Now, this step is where the most work is done. Learning your craft involves studying the language you intend to write your novel in. Grammar and punctuation fall under this one, as well as many other aspects of writing. The best advice I can give you? Read books. Read how-to books. Analyze your favorite books. There are tons of books I could recommend on the topic of writing, and maybe I will in a future e-zine.

Right about now, you might be asking "What? There's more than ONE point of view?" and here's the simple answer: yes! There are many point of views (called POV from now on because my fingers are getting tired) and all of them have their pros and cons. Here are three of the more popular POV's out there.

Omniscient: By its definition, omniscient means having infinite awareness, understanding, and insight. Thank you Webster! This is like having God as the narrator. The author can hop from one person's head to the next every other paragraph. Which, at least for me, is very annoying. Cornelia Funke uses this POV in Inkheart. A disadvantage of using omniscient is that it makes your characters less intimate for your reader, as you are popping from one person's head to the next.

First Person: This POV reads very much like a diary. "I walked to the door and I tripped across the slippery tile floor" is an example of it. Stephanie Meyer uses this POV in Twilight. But there is a disadvantage. Where first person might work great in a romance novel, it wouldn't be the best/easiest choice for a suspense novel, as it is fairly intimate and hard to use.

Third Person: This POV is the most commonly used of them all. And it's easy to see why. Written in Third Person, the above sentence would read "Bryan walked to the door and he tripped across the slippery tile floor." You can use the word "he" or your POV character's name for your pronouns. A book that uses this POV is Christopher Paolini's Eragon. As for disadvantages... when used properly, there really aren't many! That's why it's used so often.

After you decide what POV you're going to use, pick a tense. There are only two tenses: past tense and present tense. Here's the difference: I walk to the door (present tense), I walked to the door (past tense). Easy, right?

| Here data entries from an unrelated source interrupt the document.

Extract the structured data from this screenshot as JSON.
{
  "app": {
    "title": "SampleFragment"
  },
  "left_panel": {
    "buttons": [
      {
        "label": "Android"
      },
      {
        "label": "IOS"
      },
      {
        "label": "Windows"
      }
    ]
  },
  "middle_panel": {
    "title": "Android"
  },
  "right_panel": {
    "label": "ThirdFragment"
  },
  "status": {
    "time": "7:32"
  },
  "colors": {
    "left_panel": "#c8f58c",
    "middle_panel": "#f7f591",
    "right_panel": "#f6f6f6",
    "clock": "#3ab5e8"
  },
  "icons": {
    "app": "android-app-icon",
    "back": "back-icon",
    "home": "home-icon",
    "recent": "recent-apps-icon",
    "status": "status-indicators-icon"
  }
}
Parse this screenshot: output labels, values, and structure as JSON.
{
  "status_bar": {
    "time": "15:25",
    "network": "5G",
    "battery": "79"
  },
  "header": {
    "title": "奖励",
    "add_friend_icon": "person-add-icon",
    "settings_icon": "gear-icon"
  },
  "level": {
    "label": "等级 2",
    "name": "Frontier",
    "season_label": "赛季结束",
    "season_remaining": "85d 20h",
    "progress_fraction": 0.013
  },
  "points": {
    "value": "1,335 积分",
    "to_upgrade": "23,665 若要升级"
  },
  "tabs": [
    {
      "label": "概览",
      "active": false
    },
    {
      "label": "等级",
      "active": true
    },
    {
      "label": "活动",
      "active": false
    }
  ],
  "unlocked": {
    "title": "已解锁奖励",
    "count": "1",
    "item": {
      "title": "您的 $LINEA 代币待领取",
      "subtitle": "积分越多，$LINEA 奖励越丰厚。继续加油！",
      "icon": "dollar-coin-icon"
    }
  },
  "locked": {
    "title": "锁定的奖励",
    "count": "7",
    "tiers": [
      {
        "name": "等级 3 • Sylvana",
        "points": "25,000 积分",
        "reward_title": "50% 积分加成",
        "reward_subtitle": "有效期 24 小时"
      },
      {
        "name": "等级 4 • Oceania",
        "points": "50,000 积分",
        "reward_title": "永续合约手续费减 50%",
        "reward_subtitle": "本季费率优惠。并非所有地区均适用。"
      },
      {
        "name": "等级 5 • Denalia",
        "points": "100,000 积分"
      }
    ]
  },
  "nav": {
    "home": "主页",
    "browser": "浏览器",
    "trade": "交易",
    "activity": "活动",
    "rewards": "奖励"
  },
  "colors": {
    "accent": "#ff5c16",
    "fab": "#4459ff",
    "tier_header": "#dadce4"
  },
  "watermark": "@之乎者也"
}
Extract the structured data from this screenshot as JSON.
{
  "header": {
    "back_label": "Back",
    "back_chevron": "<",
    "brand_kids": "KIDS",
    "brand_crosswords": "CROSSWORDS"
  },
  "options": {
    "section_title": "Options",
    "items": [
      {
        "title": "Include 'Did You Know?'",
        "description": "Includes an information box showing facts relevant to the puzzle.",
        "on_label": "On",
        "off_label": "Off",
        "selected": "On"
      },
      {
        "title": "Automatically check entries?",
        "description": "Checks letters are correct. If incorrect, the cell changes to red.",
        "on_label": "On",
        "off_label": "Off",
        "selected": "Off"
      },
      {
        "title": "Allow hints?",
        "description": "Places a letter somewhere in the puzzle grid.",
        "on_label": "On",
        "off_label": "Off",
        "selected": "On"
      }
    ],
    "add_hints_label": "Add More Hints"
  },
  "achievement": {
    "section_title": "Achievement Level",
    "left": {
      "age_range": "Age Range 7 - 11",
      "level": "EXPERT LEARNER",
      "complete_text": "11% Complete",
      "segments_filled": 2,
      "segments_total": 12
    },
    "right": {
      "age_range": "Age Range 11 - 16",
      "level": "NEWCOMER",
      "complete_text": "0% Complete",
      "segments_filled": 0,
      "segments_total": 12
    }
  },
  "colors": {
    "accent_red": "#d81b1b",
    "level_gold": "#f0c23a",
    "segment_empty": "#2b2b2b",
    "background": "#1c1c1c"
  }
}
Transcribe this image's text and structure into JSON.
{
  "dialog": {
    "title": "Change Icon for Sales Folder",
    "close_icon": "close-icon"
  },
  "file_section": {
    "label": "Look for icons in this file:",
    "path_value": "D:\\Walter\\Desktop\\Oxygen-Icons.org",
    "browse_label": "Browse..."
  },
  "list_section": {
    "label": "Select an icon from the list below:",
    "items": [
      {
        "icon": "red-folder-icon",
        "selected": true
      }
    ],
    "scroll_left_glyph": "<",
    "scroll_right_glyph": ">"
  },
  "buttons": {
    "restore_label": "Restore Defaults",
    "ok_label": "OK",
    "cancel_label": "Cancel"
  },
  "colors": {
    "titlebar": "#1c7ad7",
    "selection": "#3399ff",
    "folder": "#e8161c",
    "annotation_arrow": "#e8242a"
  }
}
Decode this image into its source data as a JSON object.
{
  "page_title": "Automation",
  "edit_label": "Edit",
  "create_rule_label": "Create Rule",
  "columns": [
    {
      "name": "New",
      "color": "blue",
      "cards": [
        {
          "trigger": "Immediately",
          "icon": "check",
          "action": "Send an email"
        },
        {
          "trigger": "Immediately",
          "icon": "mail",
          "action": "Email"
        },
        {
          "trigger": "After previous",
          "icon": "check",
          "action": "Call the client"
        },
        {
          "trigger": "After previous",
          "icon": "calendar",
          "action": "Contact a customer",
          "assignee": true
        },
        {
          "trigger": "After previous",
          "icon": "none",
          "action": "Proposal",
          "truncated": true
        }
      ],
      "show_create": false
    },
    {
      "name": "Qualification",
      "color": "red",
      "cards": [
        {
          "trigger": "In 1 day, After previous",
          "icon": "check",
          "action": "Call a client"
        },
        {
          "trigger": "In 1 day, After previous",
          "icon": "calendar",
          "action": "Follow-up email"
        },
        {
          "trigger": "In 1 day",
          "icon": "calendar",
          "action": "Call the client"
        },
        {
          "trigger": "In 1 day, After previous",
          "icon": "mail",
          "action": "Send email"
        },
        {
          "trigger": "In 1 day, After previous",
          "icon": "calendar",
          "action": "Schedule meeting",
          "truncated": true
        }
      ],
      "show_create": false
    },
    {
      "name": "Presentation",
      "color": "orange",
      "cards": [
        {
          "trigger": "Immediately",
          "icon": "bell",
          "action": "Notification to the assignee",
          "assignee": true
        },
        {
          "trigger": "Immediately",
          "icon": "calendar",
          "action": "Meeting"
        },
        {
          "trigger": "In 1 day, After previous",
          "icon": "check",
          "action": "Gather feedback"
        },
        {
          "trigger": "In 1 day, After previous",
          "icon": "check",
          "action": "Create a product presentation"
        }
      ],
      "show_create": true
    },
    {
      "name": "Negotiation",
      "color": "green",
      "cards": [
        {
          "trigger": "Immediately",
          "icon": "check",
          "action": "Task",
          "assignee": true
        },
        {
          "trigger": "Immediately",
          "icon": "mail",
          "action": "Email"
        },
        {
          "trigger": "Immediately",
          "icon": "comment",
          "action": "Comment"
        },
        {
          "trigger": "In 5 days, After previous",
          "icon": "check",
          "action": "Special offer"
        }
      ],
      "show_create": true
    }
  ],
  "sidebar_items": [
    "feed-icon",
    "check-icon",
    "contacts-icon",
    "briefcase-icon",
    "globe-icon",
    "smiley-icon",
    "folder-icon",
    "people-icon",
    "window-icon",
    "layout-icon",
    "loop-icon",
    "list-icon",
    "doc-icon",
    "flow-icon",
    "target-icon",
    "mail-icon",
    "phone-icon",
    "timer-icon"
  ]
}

After you've learned enough about the craft of writing and have decided your POV and tense, you're ready for step three.

Step 3: Write your book!

This step can be the most fun. You finally get to write your book! Yay! So you're writing along, lost in a white heat of inspiration, and then you hit a lull (otherwise known as writer's block). What do you do? Keep writing. Zip through that first draft and don't worry about how it looks. Unless you haven't taken the time to master the second step, you shouldn't start re-writing your chapters until that first draft is done. No first draft is perfect. And, unless you're a prodigy, your first--and maybe even second, third, and fourth--draft is going to suck, deal with it. Perseverance is the only difference between you and a published author. The sooner you learn that, the better. And remember, the only thing you don't have to finish is a piece of pie. So keep at it! (Oh, and Donita K. Paul gets the credit for the pie advice. lol)

Check back soon for next month’s e-zine: Said-tags and Adverbs

E-zine copyright Christian Miles, 2009